I recently attended a newly-formed Poetry Club, where each member brought along a poem to read to the group, one which was then discussed. At our inaugural meeting we had a wide variety of choice, ranging from one of Shakespeare’s sonnets to Lewis Carroll’s nonsense verse! It reminded me of the wide variety of writing which comes under the wide banner of poetry, including the psalms which form part of Morning and Evening Prayer.
When attempting to choose a Lent book to read daily throughout the next few weeks I came to the conclusion that the one I chose last year still contains much food for thought. It was such a joy to combine two significant parts of my life – a love of literature and a love of God – in ‘All’s Well that Ends Well,’ a look at certain of Shakespeare’s plays intertwined with Biblical study. It is an excellent way to start the day!
But back to the Poetry Club. When I was wondering what to choose for our second session, I remembered something my daughter gave me years ago. Called ‘A 17th Century Nun’s Prayer’ it contains quite a bit of wisdom delivered in a humorous way which had me smiling. I had to hunt it out, but when I reread it, I decided that, although not strictly speaking a poem, it had a certain rhythm and balance of phrase which was poetic. I don’t think it really derives from the 17th Century – there is a certain contemporary feel to it – but that doesn’t matter!
17th Century Nun’s Prayer
Lord, thou knowest better than I know myself
that I am growing older and will some day be old.
Keep me from the fatal habit of thinking I must say
something on every subject and on every occasion.
Release me from craving to straighten out everybody’s affairs.
Make me thoughtful but not moody:
helpful but not bossy.
With my vast store of wisdom, it seems a pity
not to use it all, but Thou knowest, Lord
that I want a few friends at the end.
Keep my mind free from the recital of endless details;
give me wings to get to the point.
Seal my lips on my aches and pains.
They are increasing, and love of rehearsing them
is becoming sweeter as the years go by.
I dare not ask for grace enough to enjoy
the tales of others’ pains,
but help me to endure them with patience.
I dare not ask for improved memory,
but for a growing humility and a lessing cocksureness
when my memory seems to clash
with the memories of others.
Teach me the glorious lesson
that occasionally I may be mistaken.
Keep me reasonably sweet;
I do not want to be a Saint –
some of them are so hard to live with –
but a sour old person is one of
the crowning works of the devil.
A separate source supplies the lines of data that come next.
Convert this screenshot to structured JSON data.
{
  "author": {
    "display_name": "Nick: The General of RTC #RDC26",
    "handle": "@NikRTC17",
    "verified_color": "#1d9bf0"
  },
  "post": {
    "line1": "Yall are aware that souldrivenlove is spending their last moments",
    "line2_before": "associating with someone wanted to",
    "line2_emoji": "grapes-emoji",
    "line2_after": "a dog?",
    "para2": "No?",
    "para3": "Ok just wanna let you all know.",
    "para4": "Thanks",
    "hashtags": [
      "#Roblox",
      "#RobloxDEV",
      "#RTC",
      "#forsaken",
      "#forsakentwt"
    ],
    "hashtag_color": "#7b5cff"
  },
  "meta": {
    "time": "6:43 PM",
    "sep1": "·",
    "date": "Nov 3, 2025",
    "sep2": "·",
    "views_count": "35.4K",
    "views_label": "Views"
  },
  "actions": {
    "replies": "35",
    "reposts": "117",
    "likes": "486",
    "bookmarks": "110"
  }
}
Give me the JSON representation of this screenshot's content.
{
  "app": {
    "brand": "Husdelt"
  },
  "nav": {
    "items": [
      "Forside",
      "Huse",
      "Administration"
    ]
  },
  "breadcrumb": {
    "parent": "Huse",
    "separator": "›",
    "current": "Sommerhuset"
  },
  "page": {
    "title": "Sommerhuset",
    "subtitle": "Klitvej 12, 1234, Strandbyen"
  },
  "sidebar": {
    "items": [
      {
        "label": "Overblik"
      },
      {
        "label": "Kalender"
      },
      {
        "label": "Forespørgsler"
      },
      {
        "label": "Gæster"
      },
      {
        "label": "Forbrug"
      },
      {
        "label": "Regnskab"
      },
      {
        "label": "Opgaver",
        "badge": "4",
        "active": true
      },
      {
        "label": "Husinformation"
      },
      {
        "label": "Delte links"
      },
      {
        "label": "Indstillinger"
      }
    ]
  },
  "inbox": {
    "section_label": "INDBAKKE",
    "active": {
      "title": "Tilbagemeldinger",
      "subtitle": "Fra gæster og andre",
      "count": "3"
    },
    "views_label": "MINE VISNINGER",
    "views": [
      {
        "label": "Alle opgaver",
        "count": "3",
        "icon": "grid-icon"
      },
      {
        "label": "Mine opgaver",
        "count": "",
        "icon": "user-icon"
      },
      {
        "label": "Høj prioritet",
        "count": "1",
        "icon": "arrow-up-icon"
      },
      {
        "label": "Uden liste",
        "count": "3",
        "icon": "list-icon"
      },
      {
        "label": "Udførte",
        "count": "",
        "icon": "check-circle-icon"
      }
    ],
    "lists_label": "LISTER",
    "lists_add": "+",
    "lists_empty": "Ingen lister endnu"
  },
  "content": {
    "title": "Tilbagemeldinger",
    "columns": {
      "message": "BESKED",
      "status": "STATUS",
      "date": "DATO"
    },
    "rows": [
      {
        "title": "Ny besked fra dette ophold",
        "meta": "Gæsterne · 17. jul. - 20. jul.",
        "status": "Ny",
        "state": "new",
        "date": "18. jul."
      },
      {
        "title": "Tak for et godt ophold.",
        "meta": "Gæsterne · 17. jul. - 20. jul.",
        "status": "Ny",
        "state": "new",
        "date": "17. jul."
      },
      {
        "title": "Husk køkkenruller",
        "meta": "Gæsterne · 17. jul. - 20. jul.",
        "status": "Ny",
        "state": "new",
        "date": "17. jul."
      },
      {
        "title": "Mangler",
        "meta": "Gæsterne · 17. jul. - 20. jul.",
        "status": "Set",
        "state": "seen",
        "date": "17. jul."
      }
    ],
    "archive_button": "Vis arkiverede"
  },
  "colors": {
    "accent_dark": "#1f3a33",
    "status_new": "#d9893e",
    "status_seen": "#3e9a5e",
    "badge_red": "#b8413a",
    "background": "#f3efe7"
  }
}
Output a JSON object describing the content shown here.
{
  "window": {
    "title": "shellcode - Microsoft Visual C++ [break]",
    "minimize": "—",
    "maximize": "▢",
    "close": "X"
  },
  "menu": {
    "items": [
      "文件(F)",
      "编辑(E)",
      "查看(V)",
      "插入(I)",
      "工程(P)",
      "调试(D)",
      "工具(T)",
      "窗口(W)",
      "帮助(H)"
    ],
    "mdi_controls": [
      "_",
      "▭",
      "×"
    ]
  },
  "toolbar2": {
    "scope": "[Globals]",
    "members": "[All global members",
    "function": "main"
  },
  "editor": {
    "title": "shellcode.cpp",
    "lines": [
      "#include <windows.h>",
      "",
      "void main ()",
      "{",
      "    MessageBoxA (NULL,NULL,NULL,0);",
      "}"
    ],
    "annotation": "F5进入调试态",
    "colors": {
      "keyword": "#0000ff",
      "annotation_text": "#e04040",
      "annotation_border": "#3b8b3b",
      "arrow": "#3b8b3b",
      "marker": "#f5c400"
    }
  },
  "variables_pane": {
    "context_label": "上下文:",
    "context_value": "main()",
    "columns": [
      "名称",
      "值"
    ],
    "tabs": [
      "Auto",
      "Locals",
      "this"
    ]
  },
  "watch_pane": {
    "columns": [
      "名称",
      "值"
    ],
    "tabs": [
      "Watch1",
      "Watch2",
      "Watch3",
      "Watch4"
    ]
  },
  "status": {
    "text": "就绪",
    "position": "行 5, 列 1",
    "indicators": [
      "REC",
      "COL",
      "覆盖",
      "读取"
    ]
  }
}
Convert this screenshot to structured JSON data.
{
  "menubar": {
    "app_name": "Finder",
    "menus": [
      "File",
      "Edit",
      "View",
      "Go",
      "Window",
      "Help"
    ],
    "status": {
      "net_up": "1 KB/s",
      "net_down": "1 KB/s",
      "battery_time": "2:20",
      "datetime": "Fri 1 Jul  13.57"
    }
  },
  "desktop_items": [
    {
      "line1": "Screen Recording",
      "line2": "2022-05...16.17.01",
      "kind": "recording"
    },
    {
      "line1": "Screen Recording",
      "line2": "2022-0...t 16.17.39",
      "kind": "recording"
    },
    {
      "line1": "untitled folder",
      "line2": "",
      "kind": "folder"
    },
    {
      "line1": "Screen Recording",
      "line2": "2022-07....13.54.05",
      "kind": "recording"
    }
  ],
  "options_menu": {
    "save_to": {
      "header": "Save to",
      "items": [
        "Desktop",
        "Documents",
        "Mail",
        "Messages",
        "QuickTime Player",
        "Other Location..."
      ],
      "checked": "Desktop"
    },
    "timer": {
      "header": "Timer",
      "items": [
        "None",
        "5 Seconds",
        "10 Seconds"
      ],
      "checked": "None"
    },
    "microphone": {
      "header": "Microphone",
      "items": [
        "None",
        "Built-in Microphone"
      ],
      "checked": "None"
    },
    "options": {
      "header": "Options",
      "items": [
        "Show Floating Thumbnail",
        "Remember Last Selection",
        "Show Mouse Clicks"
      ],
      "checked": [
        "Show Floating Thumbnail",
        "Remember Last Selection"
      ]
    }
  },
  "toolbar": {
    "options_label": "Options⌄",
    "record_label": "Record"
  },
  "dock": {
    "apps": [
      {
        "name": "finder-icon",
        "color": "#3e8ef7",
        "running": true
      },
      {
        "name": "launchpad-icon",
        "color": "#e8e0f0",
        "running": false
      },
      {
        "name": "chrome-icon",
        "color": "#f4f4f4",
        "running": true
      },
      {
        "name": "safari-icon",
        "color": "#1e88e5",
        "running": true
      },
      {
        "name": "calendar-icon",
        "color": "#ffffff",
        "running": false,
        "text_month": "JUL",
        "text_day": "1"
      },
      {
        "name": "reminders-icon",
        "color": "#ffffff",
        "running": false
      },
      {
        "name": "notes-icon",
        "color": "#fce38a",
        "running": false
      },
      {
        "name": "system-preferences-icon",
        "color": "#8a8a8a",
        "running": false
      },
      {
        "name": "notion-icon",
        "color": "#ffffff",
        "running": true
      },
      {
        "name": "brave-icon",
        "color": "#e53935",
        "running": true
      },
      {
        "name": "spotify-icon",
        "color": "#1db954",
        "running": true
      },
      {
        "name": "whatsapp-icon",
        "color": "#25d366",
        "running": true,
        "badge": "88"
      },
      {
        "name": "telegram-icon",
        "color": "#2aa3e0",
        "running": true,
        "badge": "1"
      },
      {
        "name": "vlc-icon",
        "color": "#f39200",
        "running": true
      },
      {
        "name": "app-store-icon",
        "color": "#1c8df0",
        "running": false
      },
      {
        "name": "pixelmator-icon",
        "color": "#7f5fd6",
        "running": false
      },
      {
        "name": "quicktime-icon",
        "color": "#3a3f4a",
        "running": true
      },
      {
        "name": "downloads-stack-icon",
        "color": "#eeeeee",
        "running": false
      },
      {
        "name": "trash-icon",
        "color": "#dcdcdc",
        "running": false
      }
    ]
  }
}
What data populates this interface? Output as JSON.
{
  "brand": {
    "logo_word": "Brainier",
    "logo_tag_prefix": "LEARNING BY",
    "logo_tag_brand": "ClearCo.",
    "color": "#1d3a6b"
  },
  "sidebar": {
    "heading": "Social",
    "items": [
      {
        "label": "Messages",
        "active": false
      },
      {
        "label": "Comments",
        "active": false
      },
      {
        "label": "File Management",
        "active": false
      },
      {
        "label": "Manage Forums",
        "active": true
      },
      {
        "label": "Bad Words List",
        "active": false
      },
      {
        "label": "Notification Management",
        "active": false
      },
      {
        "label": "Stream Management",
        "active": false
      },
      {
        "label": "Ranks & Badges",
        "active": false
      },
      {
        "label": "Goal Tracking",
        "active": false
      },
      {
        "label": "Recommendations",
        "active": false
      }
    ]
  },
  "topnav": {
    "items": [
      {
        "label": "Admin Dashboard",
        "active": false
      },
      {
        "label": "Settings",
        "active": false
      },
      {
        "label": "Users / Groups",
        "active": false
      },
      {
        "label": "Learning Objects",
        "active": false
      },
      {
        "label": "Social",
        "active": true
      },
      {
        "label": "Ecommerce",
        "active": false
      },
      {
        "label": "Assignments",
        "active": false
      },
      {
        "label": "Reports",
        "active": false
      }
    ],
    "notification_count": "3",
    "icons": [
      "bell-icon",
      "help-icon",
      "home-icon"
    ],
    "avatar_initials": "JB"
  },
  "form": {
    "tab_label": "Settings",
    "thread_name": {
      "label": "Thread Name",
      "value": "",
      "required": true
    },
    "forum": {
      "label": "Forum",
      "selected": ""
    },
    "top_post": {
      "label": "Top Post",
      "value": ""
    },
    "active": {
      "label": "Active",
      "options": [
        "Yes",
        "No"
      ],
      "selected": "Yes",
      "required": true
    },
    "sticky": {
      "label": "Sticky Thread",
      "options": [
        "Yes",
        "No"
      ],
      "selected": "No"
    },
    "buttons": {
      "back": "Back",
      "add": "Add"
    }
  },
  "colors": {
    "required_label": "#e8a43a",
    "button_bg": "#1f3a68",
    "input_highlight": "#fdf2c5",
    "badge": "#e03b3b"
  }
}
Give me the ability to see good things
in unexpected places, and talents
in unexpected people.
And give me, O Lord,
the grace to tell them so.
Try reading this out loud – it helps to get the feeling of the rhythm as well as the humour!